▶ _Problem to work on_: Please output each line of the data exactly as it appears.

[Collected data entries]
# # # # #

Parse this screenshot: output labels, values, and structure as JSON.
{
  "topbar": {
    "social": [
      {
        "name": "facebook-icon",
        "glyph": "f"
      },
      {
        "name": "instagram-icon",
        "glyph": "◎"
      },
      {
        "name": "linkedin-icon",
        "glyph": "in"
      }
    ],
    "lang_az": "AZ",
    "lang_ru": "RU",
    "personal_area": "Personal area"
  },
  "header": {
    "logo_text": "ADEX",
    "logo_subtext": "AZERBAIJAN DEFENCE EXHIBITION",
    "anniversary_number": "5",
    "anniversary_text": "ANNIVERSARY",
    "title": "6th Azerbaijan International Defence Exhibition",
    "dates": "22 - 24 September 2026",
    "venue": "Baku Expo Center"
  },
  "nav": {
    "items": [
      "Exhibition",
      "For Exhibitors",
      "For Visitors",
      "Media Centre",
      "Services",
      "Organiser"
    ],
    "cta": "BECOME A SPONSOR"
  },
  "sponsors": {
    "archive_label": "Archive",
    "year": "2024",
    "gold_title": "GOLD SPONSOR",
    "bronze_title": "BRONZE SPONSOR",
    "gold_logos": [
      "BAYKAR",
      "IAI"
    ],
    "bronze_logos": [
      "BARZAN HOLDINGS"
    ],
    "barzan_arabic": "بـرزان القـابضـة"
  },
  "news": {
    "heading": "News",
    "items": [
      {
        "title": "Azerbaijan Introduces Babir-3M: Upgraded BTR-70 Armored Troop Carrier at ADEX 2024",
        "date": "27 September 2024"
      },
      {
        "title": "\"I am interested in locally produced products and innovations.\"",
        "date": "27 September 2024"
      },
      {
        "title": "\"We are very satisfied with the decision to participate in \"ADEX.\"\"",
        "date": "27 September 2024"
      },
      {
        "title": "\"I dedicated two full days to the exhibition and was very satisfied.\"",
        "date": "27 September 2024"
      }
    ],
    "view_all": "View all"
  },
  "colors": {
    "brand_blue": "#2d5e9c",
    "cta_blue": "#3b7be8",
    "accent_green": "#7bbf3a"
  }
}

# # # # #

▶ _Solution to this exercise_:
Parse this screenshot: output labels, values, and structure as JSON.
{
  "topbar": {
    "social": [
      {
        "name": "facebook-icon",
        "glyph": "f"
      },
      {
        "name": "instagram-icon",
        "glyph": "◎"
      },
      {
        "name": "linkedin-icon",
        "glyph": "in"
      }
    ],
    "lang_az": "AZ",
    "lang_ru": "RU",
    "personal_area": "Personal area"
  },
  "header": {
    "logo_text": "ADEX",
    "logo_subtext": "AZERBAIJAN DEFENCE EXHIBITION",
    "anniversary_number": "5",
    "anniversary_text": "ANNIVERSARY",
    "title": "6th Azerbaijan International Defence Exhibition",
    "dates": "22 - 24 September 2026",
    "venue": "Baku Expo Center"
  },
  "nav": {
    "items": [
      "Exhibition",
      "For Exhibitors",
      "For Visitors",
      "Media Centre",
      "Services",
      "Organiser"
    ],
    "cta": "BECOME A SPONSOR"
  },
  "sponsors": {
    "archive_label": "Archive",
    "year": "2024",
    "gold_title": "GOLD SPONSOR",
    "bronze_title": "BRONZE SPONSOR",
    "gold_logos": [
      "BAYKAR",
      "IAI"
    ],
    "bronze_logos": [
      "BARZAN HOLDINGS"
    ],
    "barzan_arabic": "بـرزان القـابضـة"
  },
  "news": {
    "heading": "News",
    "items": [
      {
        "title": "Azerbaijan Introduces Babir-3M: Upgraded BTR-70 Armored Troop Carrier at ADEX 2024",
        "date": "27 September 2024"
      },
      {
        "title": "\"I am interested in locally produced products and innovations.\"",
        "date": "27 September 2024"
      },
      {
        "title": "\"We are very satisfied with the decision to participate in \"ADEX.\"\"",
        "date": "27 September 2024"
      },
      {
        "title": "\"I dedicated two full days to the exhibition and was very satisfied.\"",
        "date": "27 September 2024"
      }
    ],
    "view_all": "View all"
  },
  "colors": {
    "brand_blue": "#2d5e9c",
    "cta_blue": "#3b7be8",
    "accent_green": "#7bbf3a"
  }
}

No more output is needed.